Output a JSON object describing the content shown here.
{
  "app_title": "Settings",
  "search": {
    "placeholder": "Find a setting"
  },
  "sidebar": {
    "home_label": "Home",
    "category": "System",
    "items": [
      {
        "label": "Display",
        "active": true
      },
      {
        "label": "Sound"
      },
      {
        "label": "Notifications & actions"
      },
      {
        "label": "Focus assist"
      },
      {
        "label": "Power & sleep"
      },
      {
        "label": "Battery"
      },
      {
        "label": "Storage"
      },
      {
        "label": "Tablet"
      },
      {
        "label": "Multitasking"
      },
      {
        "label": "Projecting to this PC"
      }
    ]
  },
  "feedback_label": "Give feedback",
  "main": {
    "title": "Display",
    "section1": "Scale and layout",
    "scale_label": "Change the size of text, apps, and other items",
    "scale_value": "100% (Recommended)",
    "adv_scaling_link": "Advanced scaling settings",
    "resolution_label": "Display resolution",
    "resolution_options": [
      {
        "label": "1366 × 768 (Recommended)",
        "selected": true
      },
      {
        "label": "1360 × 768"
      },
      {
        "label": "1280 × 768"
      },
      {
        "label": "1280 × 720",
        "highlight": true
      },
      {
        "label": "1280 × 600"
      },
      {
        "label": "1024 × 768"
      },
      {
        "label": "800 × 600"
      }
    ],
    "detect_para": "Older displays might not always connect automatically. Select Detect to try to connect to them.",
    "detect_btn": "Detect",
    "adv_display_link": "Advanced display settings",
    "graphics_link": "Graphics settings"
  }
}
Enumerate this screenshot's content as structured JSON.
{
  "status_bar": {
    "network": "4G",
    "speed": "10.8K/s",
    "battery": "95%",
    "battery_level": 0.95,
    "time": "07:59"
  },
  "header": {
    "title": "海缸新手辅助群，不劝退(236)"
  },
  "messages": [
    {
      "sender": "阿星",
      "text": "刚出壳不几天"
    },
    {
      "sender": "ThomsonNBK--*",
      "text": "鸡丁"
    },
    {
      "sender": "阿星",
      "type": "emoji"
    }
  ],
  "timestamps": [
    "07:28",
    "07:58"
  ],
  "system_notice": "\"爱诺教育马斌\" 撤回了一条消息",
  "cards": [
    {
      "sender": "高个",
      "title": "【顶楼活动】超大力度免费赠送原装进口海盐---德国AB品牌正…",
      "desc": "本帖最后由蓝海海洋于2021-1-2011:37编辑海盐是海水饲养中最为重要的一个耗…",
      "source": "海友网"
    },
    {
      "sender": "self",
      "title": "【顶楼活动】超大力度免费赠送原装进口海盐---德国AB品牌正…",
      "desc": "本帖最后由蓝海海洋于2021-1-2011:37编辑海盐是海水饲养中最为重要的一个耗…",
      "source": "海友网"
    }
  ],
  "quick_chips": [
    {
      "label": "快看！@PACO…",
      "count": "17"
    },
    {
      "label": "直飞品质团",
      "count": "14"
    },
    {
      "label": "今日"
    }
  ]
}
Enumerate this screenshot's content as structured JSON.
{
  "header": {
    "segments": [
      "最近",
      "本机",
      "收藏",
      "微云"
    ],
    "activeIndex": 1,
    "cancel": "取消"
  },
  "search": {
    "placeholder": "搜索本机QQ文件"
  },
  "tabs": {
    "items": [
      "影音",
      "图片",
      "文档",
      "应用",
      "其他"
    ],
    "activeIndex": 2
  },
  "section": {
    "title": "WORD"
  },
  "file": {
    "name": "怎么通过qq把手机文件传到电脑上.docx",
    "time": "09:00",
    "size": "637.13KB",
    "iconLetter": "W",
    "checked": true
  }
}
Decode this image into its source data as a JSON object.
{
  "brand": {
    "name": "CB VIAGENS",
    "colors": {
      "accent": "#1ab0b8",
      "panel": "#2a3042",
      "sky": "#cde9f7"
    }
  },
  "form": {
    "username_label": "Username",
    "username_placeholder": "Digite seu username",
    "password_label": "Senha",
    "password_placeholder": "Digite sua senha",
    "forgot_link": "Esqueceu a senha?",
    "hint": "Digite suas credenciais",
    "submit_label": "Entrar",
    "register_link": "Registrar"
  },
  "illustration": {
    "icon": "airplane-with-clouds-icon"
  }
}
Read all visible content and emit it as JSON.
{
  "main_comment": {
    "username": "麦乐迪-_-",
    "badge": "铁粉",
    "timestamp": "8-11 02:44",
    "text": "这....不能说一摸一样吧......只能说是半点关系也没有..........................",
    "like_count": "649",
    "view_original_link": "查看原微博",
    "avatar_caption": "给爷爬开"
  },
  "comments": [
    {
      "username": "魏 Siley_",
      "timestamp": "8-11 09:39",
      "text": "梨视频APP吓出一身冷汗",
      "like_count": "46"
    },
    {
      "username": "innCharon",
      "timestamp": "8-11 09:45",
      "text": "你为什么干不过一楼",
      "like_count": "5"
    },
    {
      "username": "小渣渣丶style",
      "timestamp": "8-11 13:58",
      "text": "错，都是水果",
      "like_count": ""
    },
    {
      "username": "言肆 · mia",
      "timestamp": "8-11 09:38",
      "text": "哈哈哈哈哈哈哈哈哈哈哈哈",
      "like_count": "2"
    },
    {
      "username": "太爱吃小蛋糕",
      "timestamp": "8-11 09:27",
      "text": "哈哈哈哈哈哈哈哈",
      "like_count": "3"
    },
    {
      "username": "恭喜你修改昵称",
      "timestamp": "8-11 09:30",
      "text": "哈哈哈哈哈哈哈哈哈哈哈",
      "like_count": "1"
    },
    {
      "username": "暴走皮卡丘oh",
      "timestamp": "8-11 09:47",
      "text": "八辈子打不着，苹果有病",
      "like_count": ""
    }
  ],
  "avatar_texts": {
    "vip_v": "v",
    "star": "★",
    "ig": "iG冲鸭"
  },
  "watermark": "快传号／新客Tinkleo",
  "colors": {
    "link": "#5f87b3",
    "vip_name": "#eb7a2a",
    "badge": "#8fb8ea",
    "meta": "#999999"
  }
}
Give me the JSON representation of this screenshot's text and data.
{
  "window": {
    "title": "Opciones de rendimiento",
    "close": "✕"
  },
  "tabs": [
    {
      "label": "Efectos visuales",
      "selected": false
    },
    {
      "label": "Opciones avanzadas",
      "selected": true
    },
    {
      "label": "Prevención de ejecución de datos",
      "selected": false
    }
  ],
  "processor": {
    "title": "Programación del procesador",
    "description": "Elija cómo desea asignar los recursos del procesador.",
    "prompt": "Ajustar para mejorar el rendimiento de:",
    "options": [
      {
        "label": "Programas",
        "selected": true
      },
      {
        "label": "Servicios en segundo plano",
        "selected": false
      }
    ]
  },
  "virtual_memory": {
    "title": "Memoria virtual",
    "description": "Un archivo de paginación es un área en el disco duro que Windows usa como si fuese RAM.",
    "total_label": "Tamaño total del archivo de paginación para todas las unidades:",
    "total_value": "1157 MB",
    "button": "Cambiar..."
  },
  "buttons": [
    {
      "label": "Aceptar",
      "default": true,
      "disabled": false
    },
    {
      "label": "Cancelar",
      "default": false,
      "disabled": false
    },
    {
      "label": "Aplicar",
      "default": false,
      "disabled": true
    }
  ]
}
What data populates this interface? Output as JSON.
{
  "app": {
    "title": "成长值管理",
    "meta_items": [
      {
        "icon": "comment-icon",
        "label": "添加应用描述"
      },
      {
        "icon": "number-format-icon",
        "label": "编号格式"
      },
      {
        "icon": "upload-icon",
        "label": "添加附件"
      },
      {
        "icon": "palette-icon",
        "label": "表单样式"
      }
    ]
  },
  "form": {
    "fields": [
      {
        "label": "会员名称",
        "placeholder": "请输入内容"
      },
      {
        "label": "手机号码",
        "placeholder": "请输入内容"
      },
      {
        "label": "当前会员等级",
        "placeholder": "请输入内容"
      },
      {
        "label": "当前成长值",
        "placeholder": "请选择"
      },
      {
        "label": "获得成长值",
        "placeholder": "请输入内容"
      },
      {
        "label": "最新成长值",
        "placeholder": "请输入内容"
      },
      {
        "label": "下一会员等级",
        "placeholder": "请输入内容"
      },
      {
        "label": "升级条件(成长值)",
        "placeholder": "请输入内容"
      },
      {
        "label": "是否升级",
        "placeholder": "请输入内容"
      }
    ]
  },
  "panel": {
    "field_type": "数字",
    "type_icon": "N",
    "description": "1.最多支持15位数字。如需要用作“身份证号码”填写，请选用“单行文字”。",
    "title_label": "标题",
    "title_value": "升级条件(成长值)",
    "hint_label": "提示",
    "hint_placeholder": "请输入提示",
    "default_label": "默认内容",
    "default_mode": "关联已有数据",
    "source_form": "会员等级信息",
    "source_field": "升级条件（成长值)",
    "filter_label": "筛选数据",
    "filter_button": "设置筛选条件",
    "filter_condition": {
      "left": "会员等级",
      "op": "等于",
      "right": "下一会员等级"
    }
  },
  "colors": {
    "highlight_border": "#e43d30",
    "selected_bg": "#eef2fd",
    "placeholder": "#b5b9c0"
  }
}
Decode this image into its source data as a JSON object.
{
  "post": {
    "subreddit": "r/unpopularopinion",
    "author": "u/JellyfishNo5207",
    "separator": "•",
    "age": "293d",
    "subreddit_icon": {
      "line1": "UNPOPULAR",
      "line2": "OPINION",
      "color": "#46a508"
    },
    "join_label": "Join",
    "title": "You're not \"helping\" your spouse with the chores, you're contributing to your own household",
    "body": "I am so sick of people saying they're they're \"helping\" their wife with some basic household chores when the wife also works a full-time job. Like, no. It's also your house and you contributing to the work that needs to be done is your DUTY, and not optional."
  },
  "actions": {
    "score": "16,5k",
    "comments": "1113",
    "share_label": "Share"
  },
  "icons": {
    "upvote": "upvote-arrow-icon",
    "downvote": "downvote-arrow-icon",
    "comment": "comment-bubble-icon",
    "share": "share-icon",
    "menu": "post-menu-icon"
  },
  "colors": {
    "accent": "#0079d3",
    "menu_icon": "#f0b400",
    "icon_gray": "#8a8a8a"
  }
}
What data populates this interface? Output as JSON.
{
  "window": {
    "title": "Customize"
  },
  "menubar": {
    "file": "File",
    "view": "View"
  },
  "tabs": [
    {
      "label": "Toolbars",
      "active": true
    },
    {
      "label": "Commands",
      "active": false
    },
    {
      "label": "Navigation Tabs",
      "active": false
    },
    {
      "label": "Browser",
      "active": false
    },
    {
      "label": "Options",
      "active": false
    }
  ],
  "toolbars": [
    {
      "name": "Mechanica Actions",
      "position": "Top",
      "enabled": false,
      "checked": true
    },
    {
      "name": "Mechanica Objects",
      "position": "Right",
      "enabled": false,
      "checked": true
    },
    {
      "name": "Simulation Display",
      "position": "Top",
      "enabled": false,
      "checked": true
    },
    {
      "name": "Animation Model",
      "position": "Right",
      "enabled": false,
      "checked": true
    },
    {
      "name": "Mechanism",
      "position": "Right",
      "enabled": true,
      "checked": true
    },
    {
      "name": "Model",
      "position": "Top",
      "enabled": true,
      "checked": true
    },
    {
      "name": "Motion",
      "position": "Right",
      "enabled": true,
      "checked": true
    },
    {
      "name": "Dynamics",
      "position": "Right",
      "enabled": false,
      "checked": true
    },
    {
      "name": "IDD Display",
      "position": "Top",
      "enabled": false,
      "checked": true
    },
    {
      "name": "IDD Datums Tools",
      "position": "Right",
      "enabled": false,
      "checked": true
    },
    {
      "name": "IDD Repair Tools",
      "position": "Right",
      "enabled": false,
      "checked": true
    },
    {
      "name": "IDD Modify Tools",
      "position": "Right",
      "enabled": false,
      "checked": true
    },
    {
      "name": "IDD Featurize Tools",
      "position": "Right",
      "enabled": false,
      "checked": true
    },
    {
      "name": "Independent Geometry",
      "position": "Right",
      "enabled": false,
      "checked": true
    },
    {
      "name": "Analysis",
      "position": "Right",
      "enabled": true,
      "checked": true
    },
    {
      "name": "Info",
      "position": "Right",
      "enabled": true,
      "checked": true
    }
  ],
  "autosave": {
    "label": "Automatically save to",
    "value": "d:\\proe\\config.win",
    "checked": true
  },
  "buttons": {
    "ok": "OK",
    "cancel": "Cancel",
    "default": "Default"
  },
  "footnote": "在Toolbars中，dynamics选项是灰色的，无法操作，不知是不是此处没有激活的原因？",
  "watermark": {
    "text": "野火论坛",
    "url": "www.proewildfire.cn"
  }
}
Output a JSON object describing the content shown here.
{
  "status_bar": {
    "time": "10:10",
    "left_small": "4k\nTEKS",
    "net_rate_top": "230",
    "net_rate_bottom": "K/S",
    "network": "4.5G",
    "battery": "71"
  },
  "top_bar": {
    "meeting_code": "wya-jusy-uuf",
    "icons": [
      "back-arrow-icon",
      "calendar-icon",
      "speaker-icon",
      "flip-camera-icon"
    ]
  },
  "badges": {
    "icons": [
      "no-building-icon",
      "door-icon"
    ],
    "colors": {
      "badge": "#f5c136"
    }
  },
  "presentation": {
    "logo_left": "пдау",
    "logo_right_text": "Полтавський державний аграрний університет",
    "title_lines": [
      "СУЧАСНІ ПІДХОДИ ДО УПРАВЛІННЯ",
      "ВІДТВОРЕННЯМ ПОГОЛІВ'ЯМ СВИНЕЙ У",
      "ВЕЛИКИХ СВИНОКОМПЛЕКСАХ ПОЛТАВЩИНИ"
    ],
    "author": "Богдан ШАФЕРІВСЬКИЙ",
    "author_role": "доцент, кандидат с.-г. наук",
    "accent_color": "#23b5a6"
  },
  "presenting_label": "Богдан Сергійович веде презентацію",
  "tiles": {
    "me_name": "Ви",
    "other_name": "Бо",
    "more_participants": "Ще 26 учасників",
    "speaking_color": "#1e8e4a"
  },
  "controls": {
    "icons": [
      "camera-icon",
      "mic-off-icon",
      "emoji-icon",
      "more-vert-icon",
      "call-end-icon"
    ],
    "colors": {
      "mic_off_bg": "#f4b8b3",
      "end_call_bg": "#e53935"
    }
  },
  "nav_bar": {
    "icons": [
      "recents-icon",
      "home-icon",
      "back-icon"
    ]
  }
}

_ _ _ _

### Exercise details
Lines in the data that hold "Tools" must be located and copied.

### Solution for this exercise
      "name": "IDD Datums Tools",
      "name": "IDD Repair Tools",
      "name": "IDD Modify Tools",
      "name": "IDD Featurize Tools",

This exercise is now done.